Originally Posted by patteeu
Let's take BRC's first graph for example. Is it an unbiased fact to show that data set in isolation or should the context of a larger span of time be shown? The time span selected focuses on Obama's term, which makes sense, but if you look at the months preceding Obama's inauguration (for lack of a better chart I'll use one that projects an unlikely future as well)...
... we see that Obama's term started fairly deep in an employment trough. If anything, it should be easier to create jobs when so much labor is available than it would have been to create jobs at peak employment.
You're joking. You're telling us that it should be easier to create jobs when the economy is tanking. That's what you're saying?
That's patently absurd. When the recovery gets into gear, then yes, jobs will be added quickly. Many factors have kept the recovery in check, however, including troubles in Europe not of Obama's (or any other American's) making, continued off-shoring of jobs, anemic demand, continuing softness in the housing market and across the economy due to the truly devastating impact of the collapse of the housing bubble, and (according to some economists anyway), the Republican refusal to pass another stimulus package, leaving the economy limping along.

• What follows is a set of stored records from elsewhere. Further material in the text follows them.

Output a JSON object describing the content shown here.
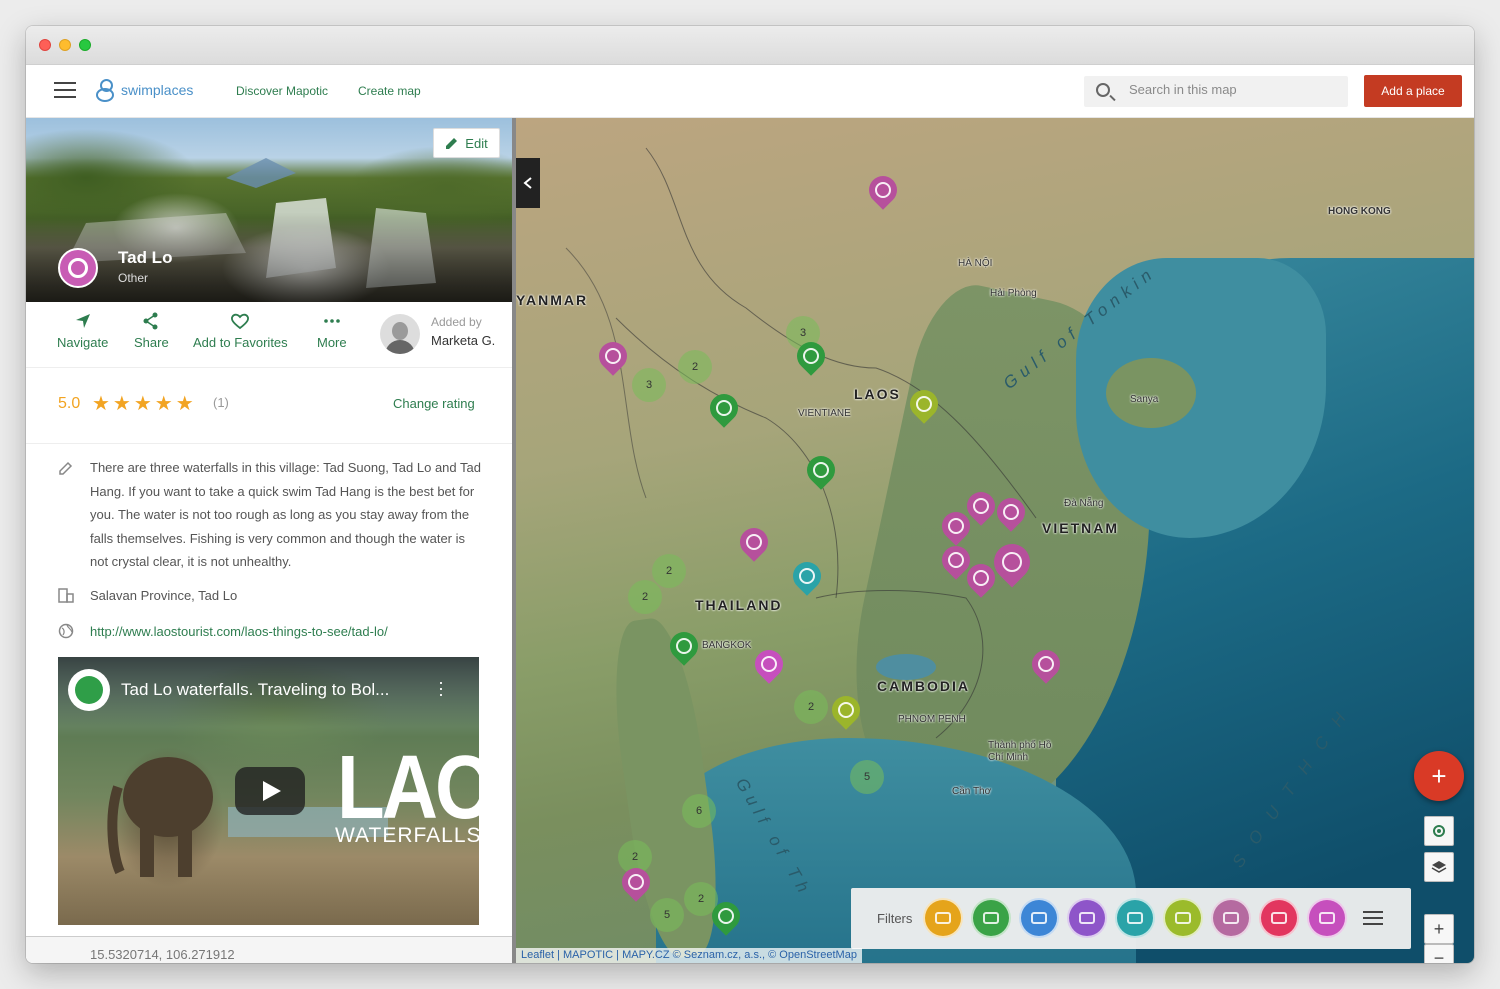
{
  "app": {
    "logo_text": "swimplaces",
    "nav": [
      "Discover Mapotic",
      "Create map"
    ],
    "search_placeholder": "Search in this map",
    "add_place_label": "Add a place"
  },
  "place": {
    "name": "Tad Lo",
    "category": "Other",
    "edit_label": "Edit",
    "actions": [
      "Navigate",
      "Share",
      "Add to Favorites",
      "More"
    ],
    "added_by_label": "Added by",
    "added_by_user": "Marketa G.",
    "rating": "5.0",
    "stars": "★★★★★",
    "rating_count": "(1)",
    "change_rating_label": "Change rating",
    "description": "There are three waterfalls in this village: Tad Suong, Tad Lo and Tad Hang. If you want to take a quick swim Tad Hang is the best bet for you. The water is not too rough as long as you stay away from the falls themselves. Fishing is very common and though the water is not crystal clear, it is not unhealthy.",
    "address": "Salavan Province, Tad Lo",
    "url": "http://www.laostourist.com/laos-things-to-see/tad-lo/",
    "coordinates": "15.5320714, 106.271912"
  },
  "video": {
    "title": "Tad Lo waterfalls. Traveling to Bol...",
    "overlay_big": "LAOS",
    "overlay_sub": "WATERFALLS"
  },
  "map": {
    "labels": {
      "myanmar": "YANMAR",
      "laos": "LAOS",
      "vietnam": "VIETNAM",
      "thailand": "THAILAND",
      "cambodia": "CAMBODIA",
      "hongkong": "HONG KONG",
      "hanoi": "HÀ NỘI",
      "haiphong": "Hải Phòng",
      "vientiane": "VIENTIANE",
      "bangkok": "BANGKOK",
      "phnompenh": "PHNOM PENH",
      "hcm": "Thành phố Hồ Chí Minh",
      "cantho": "Cần Thơ",
      "danang": "Đà Nẵng",
      "sanya": "Sanya",
      "gulf_tonkin": "Gulf of Tonkin",
      "gulf_thailand": "Gulf of Th",
      "south_sea": "S O U T H  C H"
    },
    "clusters": [
      "3",
      "2",
      "3",
      "2",
      "2",
      "2",
      "5",
      "6",
      "2",
      "2",
      "5"
    ],
    "filters_label": "Filters",
    "filter_colors": [
      "#e5a41b",
      "#3aa347",
      "#3d86d6",
      "#8e55c9",
      "#2aa3a8",
      "#9bbb2b",
      "#b56aa0",
      "#e2365f",
      "#c64fbd"
    ],
    "attribution": "Leaflet | MAPOTIC | MAPY.CZ © Seznam.cz, a.s., © OpenStreetMap"
  }
}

Changes in corporate culture are also involved here. In addition to uncertainty due to ongoing high unemployment and relatively soft demand, companies are squeezing more and more out of current workers without giving them significant raises, taking advantage of the high unemployment situation. Despite growing profits, they refuse to hire, which is leaving unemployment stubbornly high.